As daily tasks will continue and other issues will arise, awareness of the diversity situation will fade away and be replaced by other relevant issues. This will be of negative influence on the effect of your activities to change the situation towards a more diverse one.
The gender imbalance won’t change by a single intervention. The priorities of people change often and are mainly determined by short-term goals and the tasks at hand.
However, there’s often not much time to spend for actions that (re)create the awareness on the topic.
Therefore: Continue with planting awareness seeds on a small but regular and reoccurring base. Remember: constant dripping wears the stone.
Identify opportunities for planting the next awareness seeds or refreshing old ones. Plan ahead the activities that are required for realizing them and make sure that all involved people are up-to-date too. However, it needs to be clear that these activities should be naturally seen as part of the normal work and not as additional tasks.
Continuity shows that there really is a long-term issue which cannot be handled through one-time activities. Furthermore, creating the awareness on a continuous manner costs less energy (compared to the overall results of the activities) than doing it occasionally, but in larger terms.
The more people continuously are aware of the topic, the higher is the chance that they also will participate in—or support—change actions.
It can be frustrating if the first activities do not lead to an observable change and one could become less motivated to continue with awareness seeds. Still, it is important to continue with them. However, if it shows that no change is happening because the awareness seeds do not trigger interest or awareness in some people, then one should think about other ways of planting the seeds.
 A kind of task force or active support group—including both men and women and ideally also members of varying organizational hierarchy levels such as supporting staff and management—can help with ensuring and facilitating the .is a more specific version of
At the Norwegian University of Science and Technology (NTNU) in Trondheim, they were able to increase the percentage of female students in only one year from 6% to 30% because of a broad change of the perception of computer science in Norway (see [Lagesen 2011]). However, after they stopped the campaign (assuming that the critical mass has been reached and therefore the problem has been solved), the percentage immediately dropped again. It became clear that a one-off intervention is not sufficient in changing the situation, so a long-term inclusion project was initiated (the “Women and Computing Initiative") and numbers increased again and became stable.
- Bartilla, A. & Köppe, C. (2015). Awareness Seeds for more Gender Diversity in Computer Science Education. In Proceedings of the 20th European Conference on Pattern Languages of Programs (EuroPLoP 2015). New York:ACM.
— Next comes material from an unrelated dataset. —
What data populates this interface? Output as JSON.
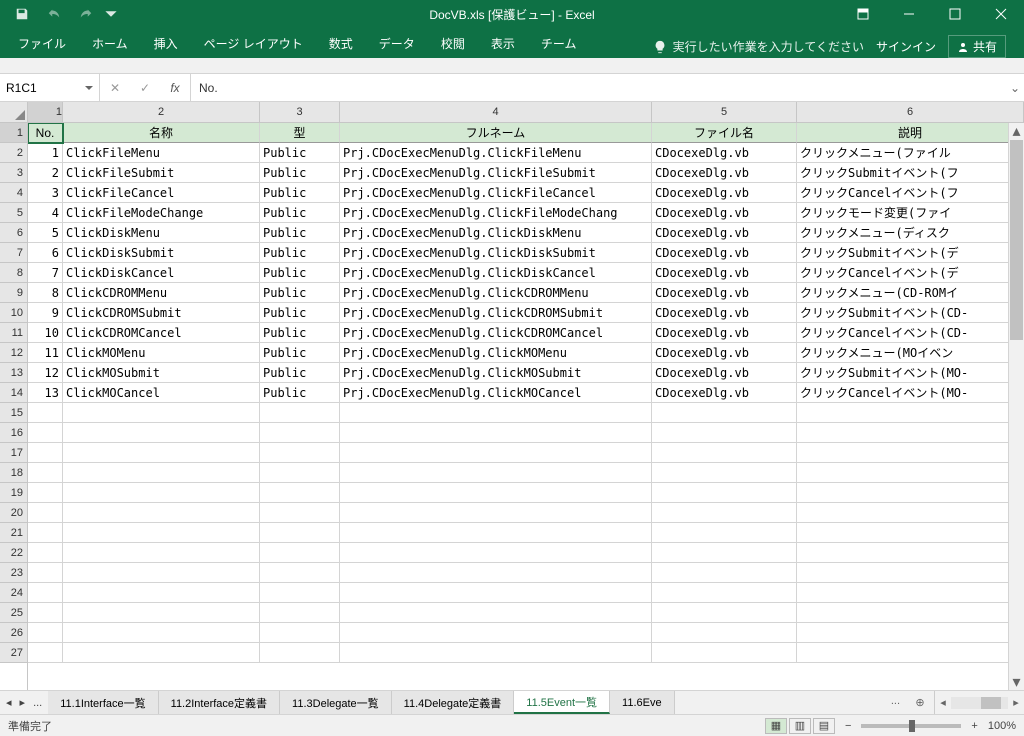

- Patlet mentioned in Bartilla, A., & Köppe, C. (2016). Organizational Patterns for Increasing Gender Diversity in Computer Science Education. In Proceedings of the 10th Travelling Conference on Pattern Languages of Programs (VikingPLoP 2016). New York:ACM.
- Manns, M. L. & Rising, L. (2005). Fearless Change: Patterns for Introducing New Ideas. Addison-Wesley.